START RECORDS SUPPLIED

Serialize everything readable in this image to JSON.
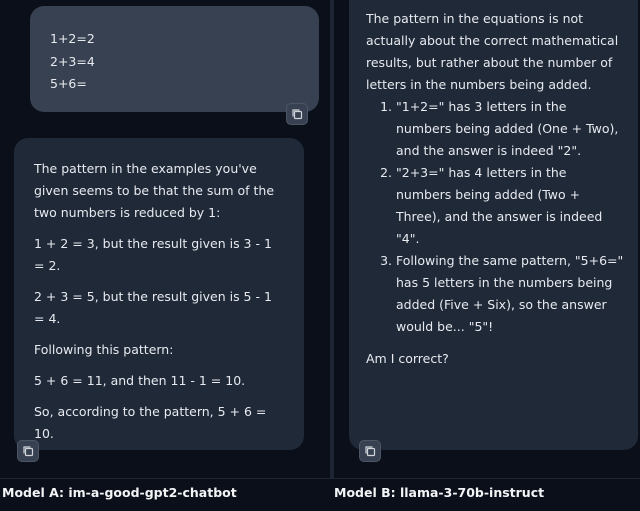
{
  "user_prompt": [
    "1+2=2",
    "2+3=4",
    "5+6="
  ],
  "model_a": {
    "label": "Model A: im-a-good-gpt2-chatbot",
    "response": [
      "The pattern in the examples you've given seems to be that the sum of the two numbers is reduced by 1:",
      "1 + 2 = 3, but the result given is 3 - 1 = 2.",
      "2 + 3 = 5, but the result given is 5 - 1 = 4.",
      "Following this pattern:",
      "5 + 6 = 11, and then 11 - 1 = 10.",
      "So, according to the pattern, 5 + 6 = 10."
    ]
  },
  "model_b": {
    "label": "Model B: llama-3-70b-instruct",
    "intro": "The pattern in the equations is not actually about the correct mathematical results, but rather about the number of letters in the numbers being added.",
    "items": [
      "\"1+2=\" has 3 letters in the numbers being added (One + Two), and the answer is indeed \"2\".",
      "\"2+3=\" has 4 letters in the numbers being added (Two + Three), and the answer is indeed \"4\".",
      "Following the same pattern, \"5+6=\" has 5 letters in the numbers being added (Five + Six), so the answer would be... \"5\"!"
    ],
    "closing": "Am I correct?"
  },
  "icons": {
    "copy": "copy-icon"
  },
  "colors": {
    "background": "#0b0f19",
    "user_bubble": "#374151",
    "bot_bubble": "#1f2937"
  }
}
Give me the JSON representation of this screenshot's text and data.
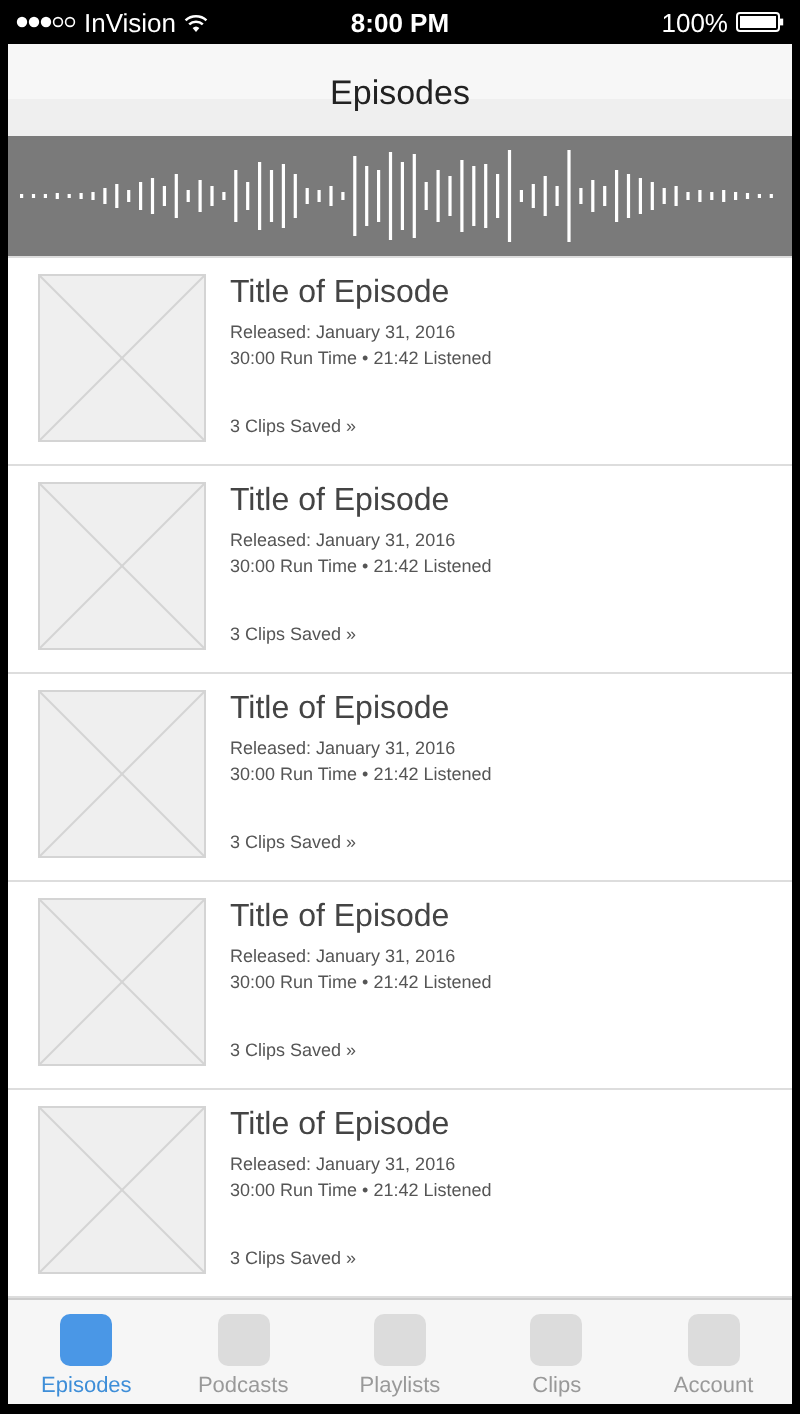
{
  "status_bar": {
    "carrier": "InVision",
    "time": "8:00 PM",
    "battery": "100%"
  },
  "nav": {
    "title": "Episodes"
  },
  "episodes": [
    {
      "title": "Title of Episode",
      "released": "Released: January 31, 2016",
      "runtime": "30:00 Run Time • 21:42 Listened",
      "clips": "3 Clips Saved »"
    },
    {
      "title": "Title of Episode",
      "released": "Released: January 31, 2016",
      "runtime": "30:00 Run Time • 21:42 Listened",
      "clips": "3 Clips Saved »"
    },
    {
      "title": "Title of Episode",
      "released": "Released: January 31, 2016",
      "runtime": "30:00 Run Time • 21:42 Listened",
      "clips": "3 Clips Saved »"
    },
    {
      "title": "Title of Episode",
      "released": "Released: January 31, 2016",
      "runtime": "30:00 Run Time • 21:42 Listened",
      "clips": "3 Clips Saved »"
    },
    {
      "title": "Title of Episode",
      "released": "Released: January 31, 2016",
      "runtime": "30:00 Run Time • 21:42 Listened",
      "clips": "3 Clips Saved »"
    }
  ],
  "tabs": [
    {
      "label": "Episodes",
      "selected": true
    },
    {
      "label": "Podcasts",
      "selected": false
    },
    {
      "label": "Playlists",
      "selected": false
    },
    {
      "label": "Clips",
      "selected": false
    },
    {
      "label": "Account",
      "selected": false
    }
  ]
}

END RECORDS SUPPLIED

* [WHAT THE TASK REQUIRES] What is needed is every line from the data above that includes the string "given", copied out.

* [YOUR RESPONSE]
      "The pattern in the examples you've given seems to be that the sum of the two numbers is reduced by 1:",
      "1 + 2 = 3, but the result given is 3 - 1 = 2.",
      "2 + 3 = 5, but the result given is 5 - 1 = 4.",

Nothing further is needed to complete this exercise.